By bringing a hugely unconventional, front-engined and predominantly front-wheel drive prototype racer to La Sarthe, Nissan became the most scrutinised outfit at Le Mans long before the race even started. With this highly radical car, Nissan was never expecting to challenge the likes of Audi and Porsche for the win, but even so, the result of the race - which we attended with Nissan - looked pretty grim on the surface.
Not only were the cars 20 seconds off the pace, only one of the three machines actually finished. And it finished in stone-dead last; an unclassified result due to only completing 70 per cent of the winning Porsche 919’s laps.
So, does this prove that the whole thing was a waste of time, and that Nissan Motorsport head Darren Cox, designer Ben Bowlby and the rest of the team are barking up the wrong tree with this radical concept? Not by a long stretch. Here’s why:
When we spoke to the team a few weeks before Le Mans, we were told about one of the biggest hurdles it would be facing: the hybrid system which recovers energy from the front wheels and deploys at the rear would not be used at Le Mans due to reliability concerns.
This had a huge effect on the car, for numerous reasons. The most obvious one being lack of power: with the full hybrid system in place, the GT-R LM is good for up to 1250bhp for short periods of time. The 3.0-litre V6 petrol engine on its own produces around 550bhp.
However, lack of overall power wasn’t the only issue. As a purely front-wheel drive car, it wasn’t as effective as it could have been on corner exits - where the rear wheels would have be powered for short bursts by the hybrid system. It was much more difficult to pilot with the drivers (including Jann Mardenborough, as seen in the video above) having to deal with heaps of torque steer.
Yes, the GT-R LM may have finished last overall - behind even the amateur GT drivers, including Grey’s Anatomy actor Patrick Dempsey - but this was mostly down to reliability, not pace. All cars spent a significant amount of time in the garage with braking issues (some of which were caused by the absence of the hybrid system which would have been harvesting from the front axle), suspension problems, an animal which got in the way of the #22 car, and other complications.
The reason for much of these reliability problems, stray animals aside, leads us neatly on to point number 3:
Porsche may have rocked up and challenged for the lead at last year’s race - its first effort as an LMP1 team in years - but in development terms, Nissan is months behind where the German manufacturer was back then. Failing a crash test earlier in the year particularly hampered Nissan, and the team ended up pulling out of the first two races of the 2015 World Endurance Championship at Silverstone and Spa Francorchamps.
Also, you just have to look at what Nissan is trying to develop here. It’s so radically different to anything else in the field. Porsche’s 919, on the other hand, uses the familiar mid/rear engine plus four-wheel drive approach which Audi has used to great success over the years.
What the team needs desperately, is more time spent testing…
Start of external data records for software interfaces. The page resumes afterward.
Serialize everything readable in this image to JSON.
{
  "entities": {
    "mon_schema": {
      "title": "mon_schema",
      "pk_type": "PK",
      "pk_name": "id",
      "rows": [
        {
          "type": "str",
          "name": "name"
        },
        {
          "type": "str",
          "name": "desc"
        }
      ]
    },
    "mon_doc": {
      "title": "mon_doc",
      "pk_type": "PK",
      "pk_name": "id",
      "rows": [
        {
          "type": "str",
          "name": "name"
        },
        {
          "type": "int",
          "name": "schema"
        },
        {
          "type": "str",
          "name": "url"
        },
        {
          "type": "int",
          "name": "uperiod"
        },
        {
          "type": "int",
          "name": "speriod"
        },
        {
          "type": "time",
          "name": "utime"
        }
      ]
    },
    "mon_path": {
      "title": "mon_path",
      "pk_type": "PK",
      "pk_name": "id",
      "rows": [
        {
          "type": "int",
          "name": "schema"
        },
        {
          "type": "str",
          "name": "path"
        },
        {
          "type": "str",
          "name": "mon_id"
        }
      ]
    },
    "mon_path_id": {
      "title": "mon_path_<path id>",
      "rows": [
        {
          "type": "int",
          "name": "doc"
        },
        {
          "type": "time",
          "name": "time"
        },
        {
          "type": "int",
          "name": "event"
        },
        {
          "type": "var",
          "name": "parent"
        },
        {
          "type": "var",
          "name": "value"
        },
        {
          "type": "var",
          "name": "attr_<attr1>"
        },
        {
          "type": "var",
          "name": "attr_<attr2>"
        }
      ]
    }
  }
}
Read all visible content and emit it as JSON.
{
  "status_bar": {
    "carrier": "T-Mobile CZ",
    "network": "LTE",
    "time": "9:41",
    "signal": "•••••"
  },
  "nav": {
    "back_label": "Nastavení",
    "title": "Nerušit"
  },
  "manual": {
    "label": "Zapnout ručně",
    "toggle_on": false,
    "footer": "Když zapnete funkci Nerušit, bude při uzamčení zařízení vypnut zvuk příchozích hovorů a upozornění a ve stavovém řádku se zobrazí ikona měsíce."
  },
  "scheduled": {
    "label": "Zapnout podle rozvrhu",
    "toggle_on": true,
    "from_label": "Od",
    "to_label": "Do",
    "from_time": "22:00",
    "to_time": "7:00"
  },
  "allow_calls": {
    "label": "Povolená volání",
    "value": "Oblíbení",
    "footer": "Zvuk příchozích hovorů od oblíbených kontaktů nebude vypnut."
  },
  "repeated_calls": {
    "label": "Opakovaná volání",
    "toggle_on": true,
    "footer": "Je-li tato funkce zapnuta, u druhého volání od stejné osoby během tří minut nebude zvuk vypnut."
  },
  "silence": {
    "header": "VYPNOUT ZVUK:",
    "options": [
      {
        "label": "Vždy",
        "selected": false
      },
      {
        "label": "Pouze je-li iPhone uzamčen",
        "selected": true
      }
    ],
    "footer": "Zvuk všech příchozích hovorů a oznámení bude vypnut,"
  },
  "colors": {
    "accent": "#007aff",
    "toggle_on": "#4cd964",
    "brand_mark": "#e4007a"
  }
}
…which is exactly what it got at Le Mans. The Nissan team has been pretty clear - both before and after the race - that Le Mans this year is essentially one big and very public testing session. When we were shown around the Nissan pit garage, a representative seemed unflustered by the cars running around in the mid table. Instead, he was gleefully telling us of the hundreds of miles-worth of testing data they’d been busy collecting with the three cars, all of which were then still running.
The the level of interest Nissan has created - and its openness about the project - shouldn’t be underestimated. Nissan’s brief for its new sports racing car was to not make “an Audi copy,” and what it’s come up with couldn’t be further from Audi Team Joest’s machine.
This idea of using the much more efficient frontal to do the bulk of the aero work, freeing up the rear end of the car to lower drag, is a fascinating one, and the way it’s being implemented is utterly daring.
I sincerely hope that the team is much closer to the front at La Sarthe next year, but even if the project ends in a few year’s time without a victory at motorsport’s most prestigious race, I don’t think I’ll be disappointed. The technical details are gold for motorsport geeks like me, and more importantly, doing something so differently should be celebrated.